4 .Now, we have evidence that corals in these locations are able to escape the destructive bleaching that affects portions of the reef in shallower, warmer water.
5 .So in my mind, it's these refugia that are the key components of overall reef resilience...
6 .These should be the area of concentration for researchers... to locate and protect those regions as a way to sustain coral reefs.
1 .And we can also protect reefs by protecting the surrounding ecosystems, like mangrove forests and sea grass beds.
2 .Both of these grow in coastal waters, often in the vicinity of coral reefs.
3 .By protecting these areas, we also protect the coral.
4 .Let's take, for example, the mangrove forests...
5 .Mangrove root systems have the ability to absorb and, well, trap sediments and pollutants in water that flows through them before they enter the ocean.

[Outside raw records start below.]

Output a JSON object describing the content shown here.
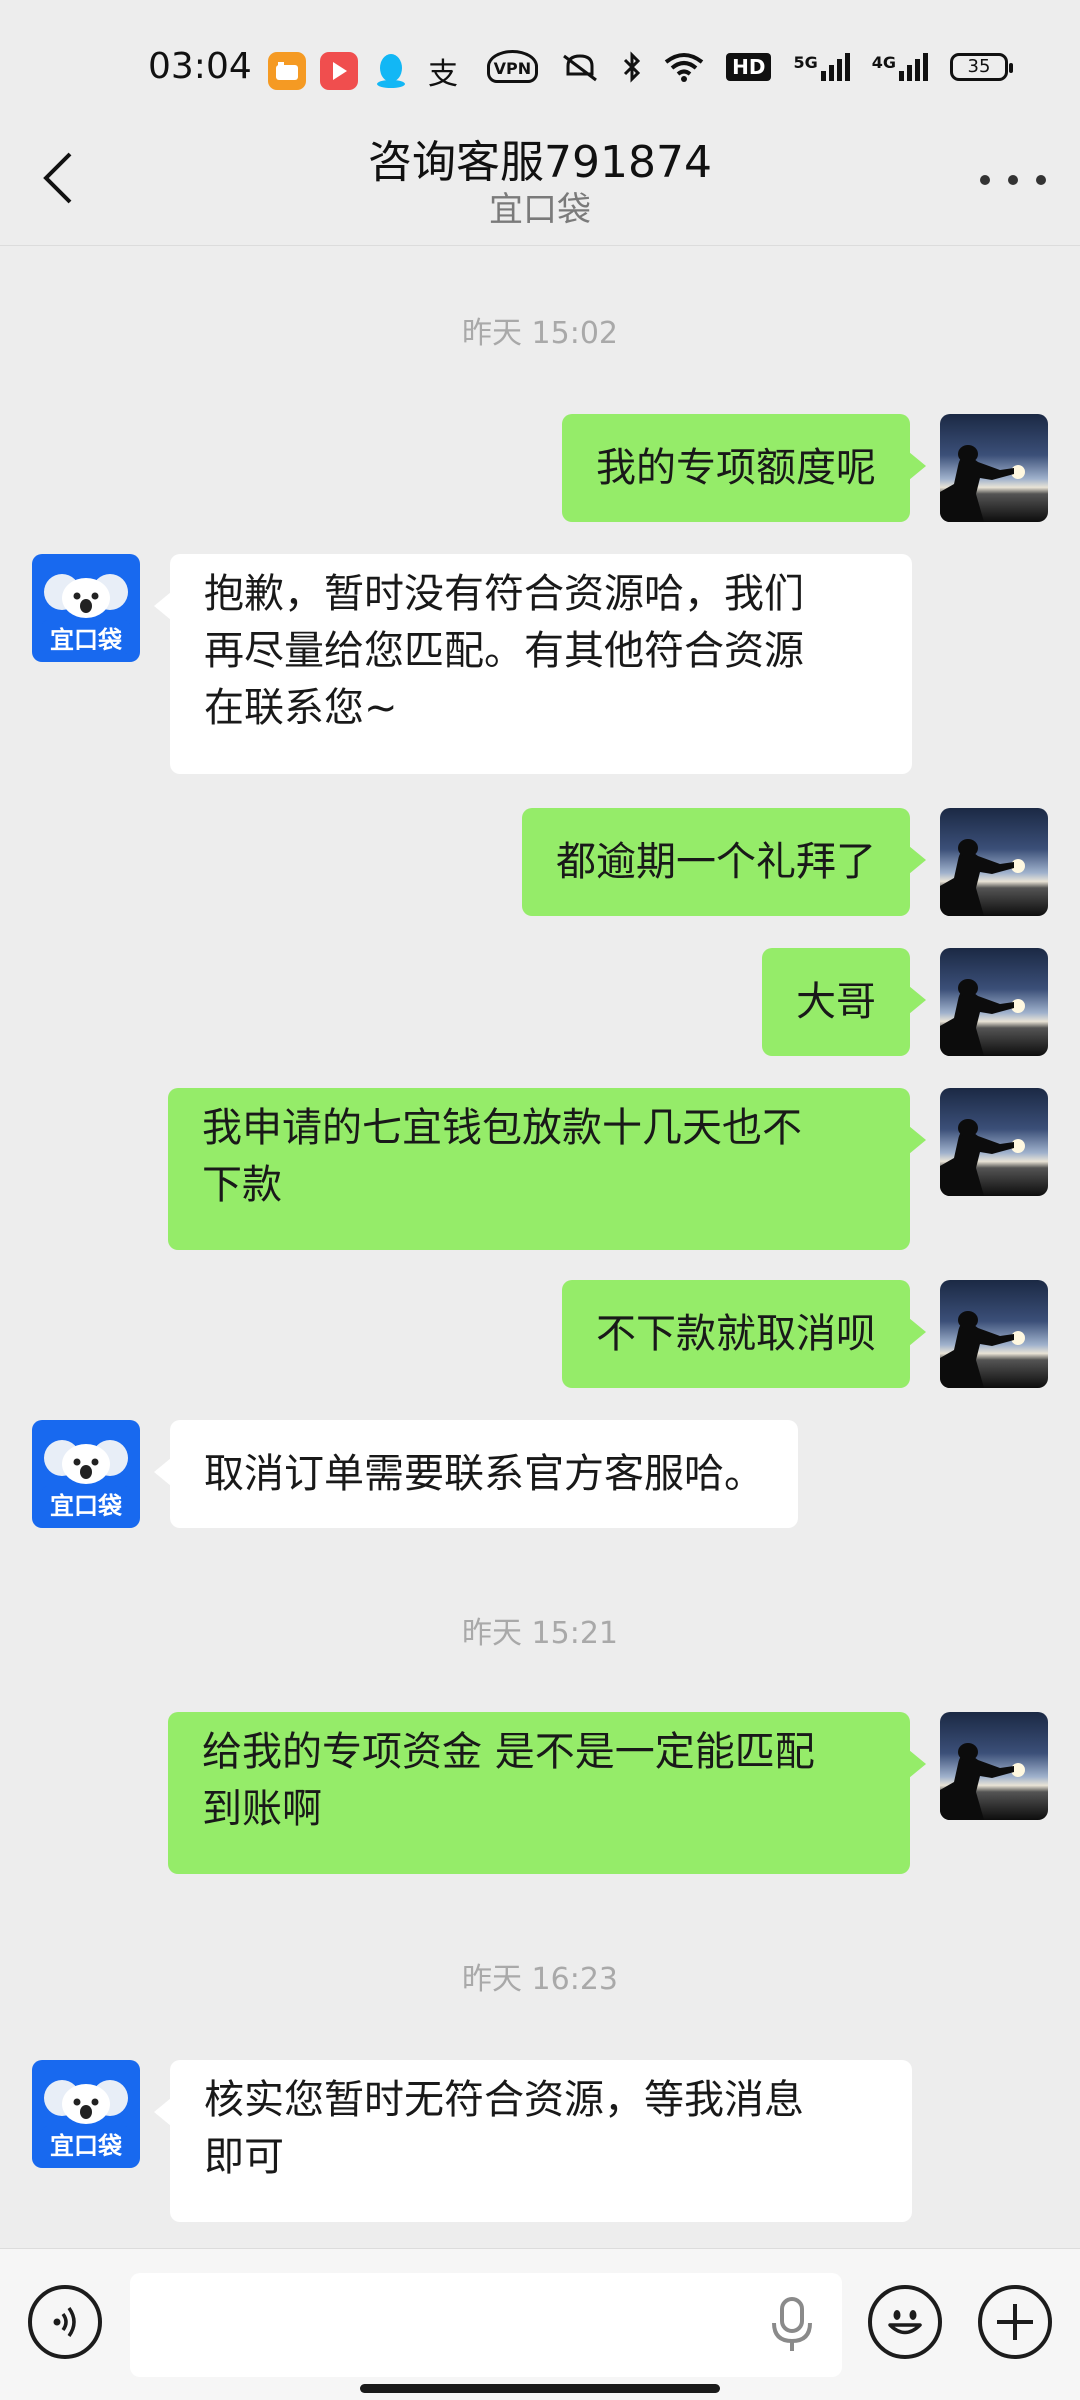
{
  "status_bar": {
    "time": "03:04",
    "icons": [
      "video-app-icon",
      "play-app-icon",
      "qq-icon",
      "alipay-icon",
      "vpn-icon",
      "mute-icon",
      "bluetooth-icon",
      "wifi-icon",
      "hd-icon",
      "signal-5g-icon",
      "signal-4g-icon"
    ],
    "network_5g": "5G",
    "network_4g": "4G",
    "hd_label": "HD",
    "vpn_label": "VPN",
    "alipay_glyph": "支",
    "battery": "35"
  },
  "header": {
    "title": "咨询客服791874",
    "subtitle": "宜口袋"
  },
  "bot_avatar_label": "宜口袋",
  "messages": [
    {
      "type": "time",
      "text": "昨天 15:02"
    },
    {
      "type": "out",
      "text": "我的专项额度呢"
    },
    {
      "type": "in",
      "lines": [
        "抱歉，暂时没有符合资源哈，我们",
        "再尽量给您匹配。有其他符合资源",
        "在联系您~"
      ]
    },
    {
      "type": "out",
      "text": "都逾期一个礼拜了"
    },
    {
      "type": "out",
      "text": "大哥"
    },
    {
      "type": "out",
      "lines": [
        "我申请的七宜钱包放款十几天也不",
        "下款"
      ]
    },
    {
      "type": "out",
      "text": "不下款就取消呗"
    },
    {
      "type": "in",
      "text": "取消订单需要联系官方客服哈。"
    },
    {
      "type": "time",
      "text": "昨天 15:21"
    },
    {
      "type": "out",
      "lines": [
        "给我的专项资金 是不是一定能匹配",
        "到账啊"
      ]
    },
    {
      "type": "time",
      "text": "昨天 16:23"
    },
    {
      "type": "in",
      "lines": [
        "核实您暂时无符合资源，等我消息",
        "即可"
      ]
    }
  ],
  "input": {
    "value": "",
    "placeholder": ""
  }
}
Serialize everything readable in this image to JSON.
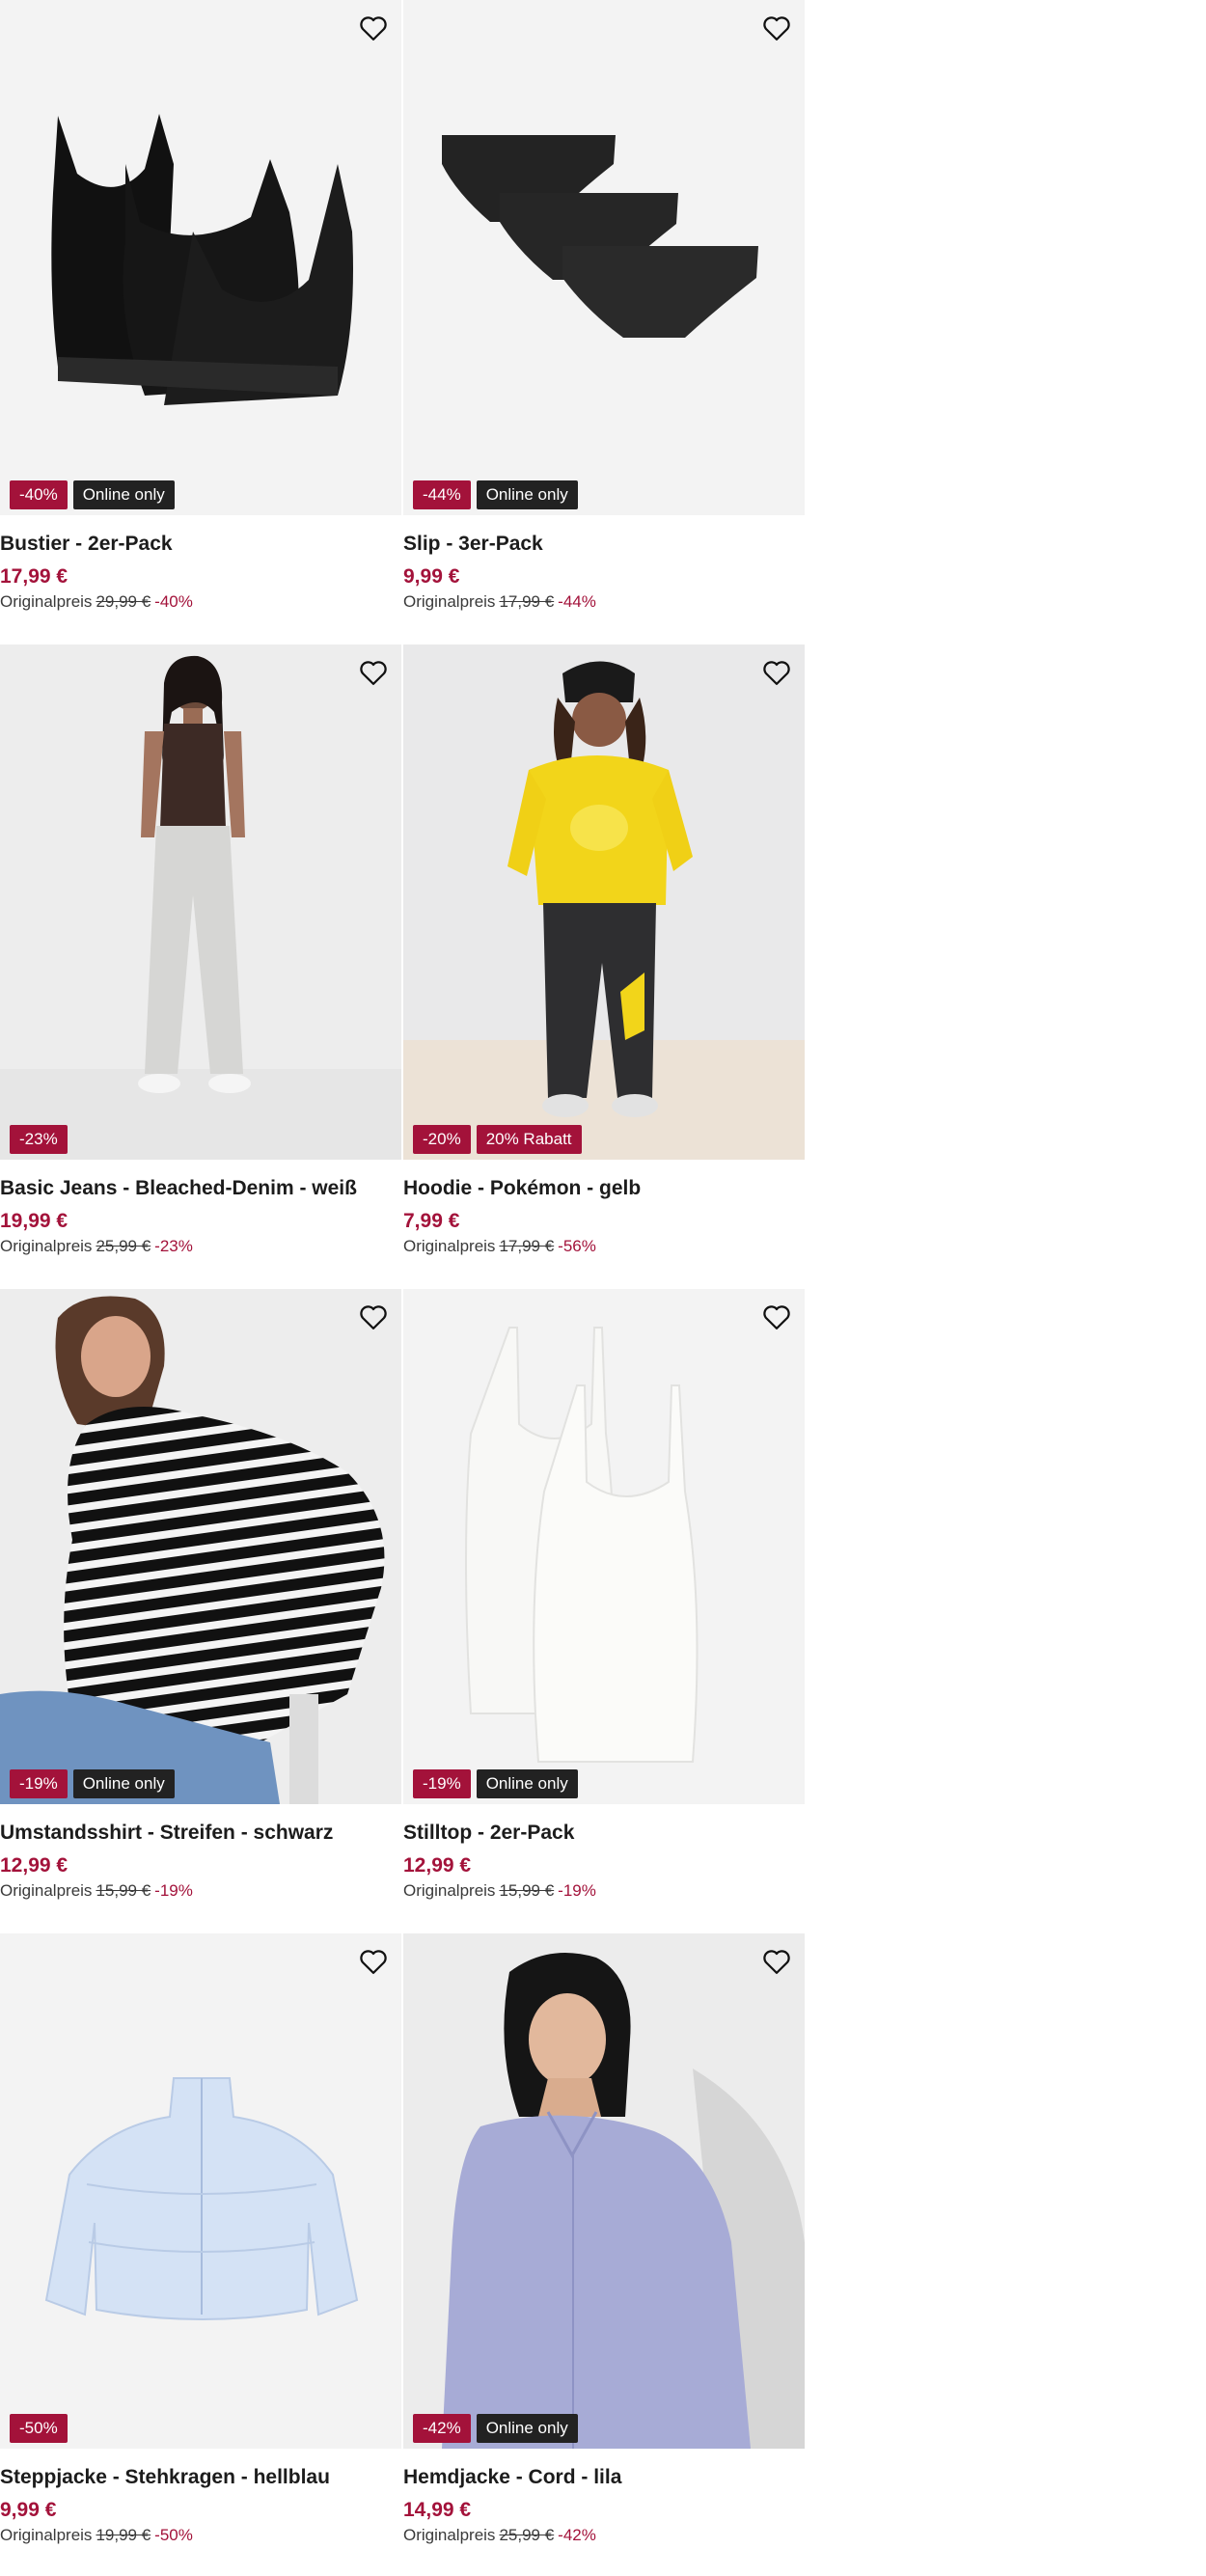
{
  "products": [
    {
      "title": "Bustier - 2er-Pack",
      "price": "17,99 €",
      "orig_label": "Originalpreis",
      "orig_price": "29,99 €",
      "orig_pct": "-40%",
      "badges": [
        {
          "text": "-40%",
          "style": "red"
        },
        {
          "text": "Online only",
          "style": "dark"
        }
      ]
    },
    {
      "title": "Slip - 3er-Pack",
      "price": "9,99 €",
      "orig_label": "Originalpreis",
      "orig_price": "17,99 €",
      "orig_pct": "-44%",
      "badges": [
        {
          "text": "-44%",
          "style": "red"
        },
        {
          "text": "Online only",
          "style": "dark"
        }
      ]
    },
    {
      "title": "Basic Jeans - Bleached-Denim - weiß",
      "price": "19,99 €",
      "orig_label": "Originalpreis",
      "orig_price": "25,99 €",
      "orig_pct": "-23%",
      "badges": [
        {
          "text": "-23%",
          "style": "red"
        }
      ]
    },
    {
      "title": "Hoodie - Pokémon - gelb",
      "price": "7,99 €",
      "orig_label": "Originalpreis",
      "orig_price": "17,99 €",
      "orig_pct": "-56%",
      "badges": [
        {
          "text": "-20%",
          "style": "red"
        },
        {
          "text": "20% Rabatt",
          "style": "red"
        }
      ]
    },
    {
      "title": "Umstandsshirt - Streifen - schwarz",
      "price": "12,99 €",
      "orig_label": "Originalpreis",
      "orig_price": "15,99 €",
      "orig_pct": "-19%",
      "badges": [
        {
          "text": "-19%",
          "style": "red"
        },
        {
          "text": "Online only",
          "style": "dark"
        }
      ]
    },
    {
      "title": "Stilltop - 2er-Pack",
      "price": "12,99 €",
      "orig_label": "Originalpreis",
      "orig_price": "15,99 €",
      "orig_pct": "-19%",
      "badges": [
        {
          "text": "-19%",
          "style": "red"
        },
        {
          "text": "Online only",
          "style": "dark"
        }
      ]
    },
    {
      "title": "Steppjacke - Stehkragen - hellblau",
      "price": "9,99 €",
      "orig_label": "Originalpreis",
      "orig_price": "19,99 €",
      "orig_pct": "-50%",
      "badges": [
        {
          "text": "-50%",
          "style": "red"
        }
      ]
    },
    {
      "title": "Hemdjacke - Cord - lila",
      "price": "14,99 €",
      "orig_label": "Originalpreis",
      "orig_price": "25,99 €",
      "orig_pct": "-42%",
      "badges": [
        {
          "text": "-42%",
          "style": "red"
        },
        {
          "text": "Online only",
          "style": "dark"
        }
      ]
    }
  ],
  "icons": {
    "wishlist": "heart-outline-icon"
  },
  "colors": {
    "accent": "#a3123a",
    "badge_dark": "#222222",
    "image_bg": "#f3f3f3"
  }
}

6 .This of course has beneficial results for the nearby coral reefs.
1 .And fisheries management is another key strategy.
2 .Over fishing can be seriously disruptive to coral.
3 .Let me give you a couple of examples.
4 .Over fishing certain species of fish and shellfish like snappers, barracudas, and even lobsters... well, all of these creatures feed on snails, worms, and other organisms that eat coral-so depleting the number of lobsters, for example, means that we're adding to the threat of coral decline.
5 .Sea urchins are another example.
6 .They eat algae and prevent it from overwhelming the coral.
7 .Since the disappearance of sea urchins from the waters off the coast of south Florida, many coral reefs there have been smothered by the uncontrolled growth of algae.